- Once you have read the question well, determine what you would answer without looking at the options; This way, you won't be confused by other answers before reaching a conclusion. If your answer is there, select it and move on to the next question. Otherwise, read the question again to make sure you didn't misread it.
- If you have a hard time deciding, eliminate the silly or ridiculous options. Often one or two of the answers will be blatantly wrong. Cross them out with a line so you don't consider them again.
- If you still can't decide between the other answers, choose one and move on to the next question, as long as no points are taken from you for guessing.
Step 8. Write a quick outline to develop longer questions
If you have to answer a question that asks for an essay, first come up with a quick outline. You should know what main ideas you will include in it and how you will organize them, so that your writing will be more fluid.
Step 9. Check your answers at the end
If you have time to finish, go back and check what you have answered. If you're taking a math test, check your development to make sure you haven't made silly mistakes. Also, check that you have not forgotten a question, as this is a frequent way to lose points.
Method 6 of 6: Take Care of Yourself
Step 1. Get enough sleep
When you are rested, you will retain more information than when you are tired. So just getting enough sleep every night will retain more information, reducing the time you have to study.
Step 2. Eat the right foods
Your body will be able to function better if you give it the best foods. Avoid eating sugary junk food and stick to a diet of good foods that contain protein, fruits and vegetables, and whole grains. Your brain will work better when you feed it better.

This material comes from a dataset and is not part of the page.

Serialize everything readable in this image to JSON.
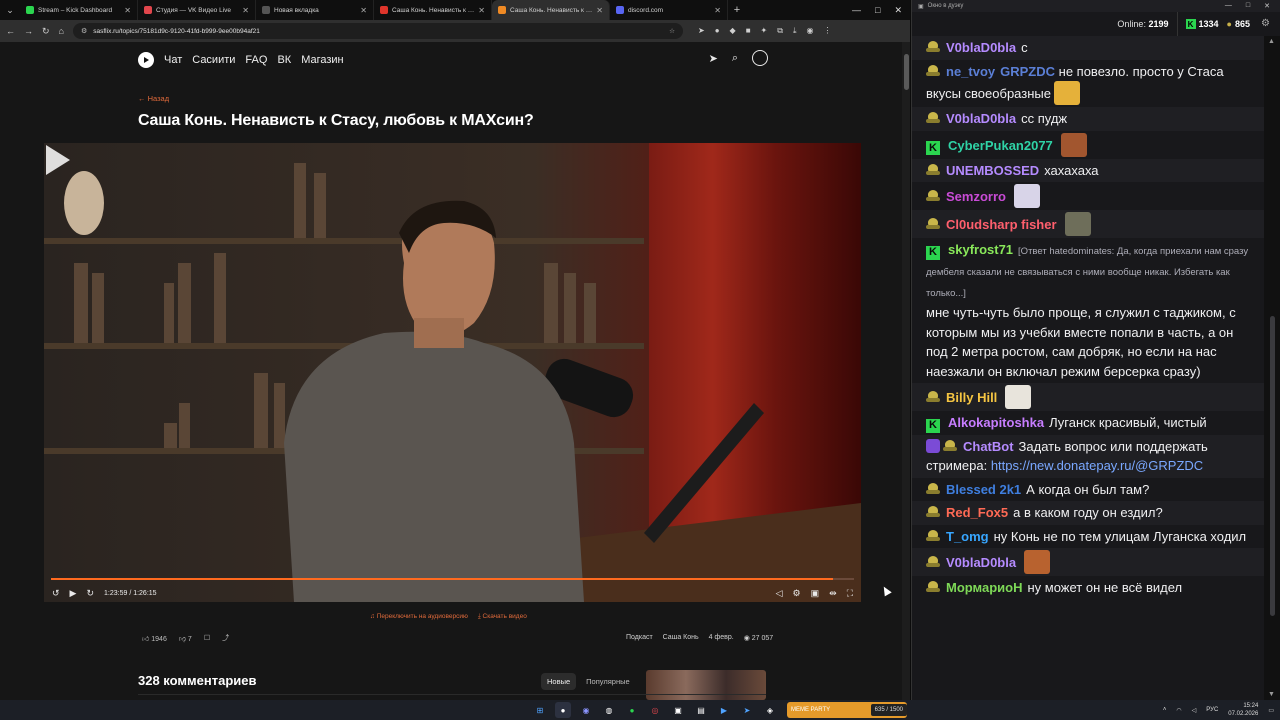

Step 3. Drink water
Just like the rest of your body, the brain needs water to function properly. Staying hydrated will keep this organ working in the best possible way, so drink enough water every day.
- You can count tea, coffee, and juices as part of your water intake. Just remember that the latter are sugary, so don't drink too much. Try adding fruit to the water to flavor it and make it more teasing.
- Although the general rule of thumb is to drink eight glasses of water a day, you may need more. Women generally need about 9 cups and men need about 13.
Step 4. Exercise regularly
Just as exercise energizes your body, it also energizes your mind. This circulates your blood, so more of it will reach your brain, so try to do a little exercise every day. For example, take a short walk or jog during your breaks. In this way, you will return energized and ready to get to work.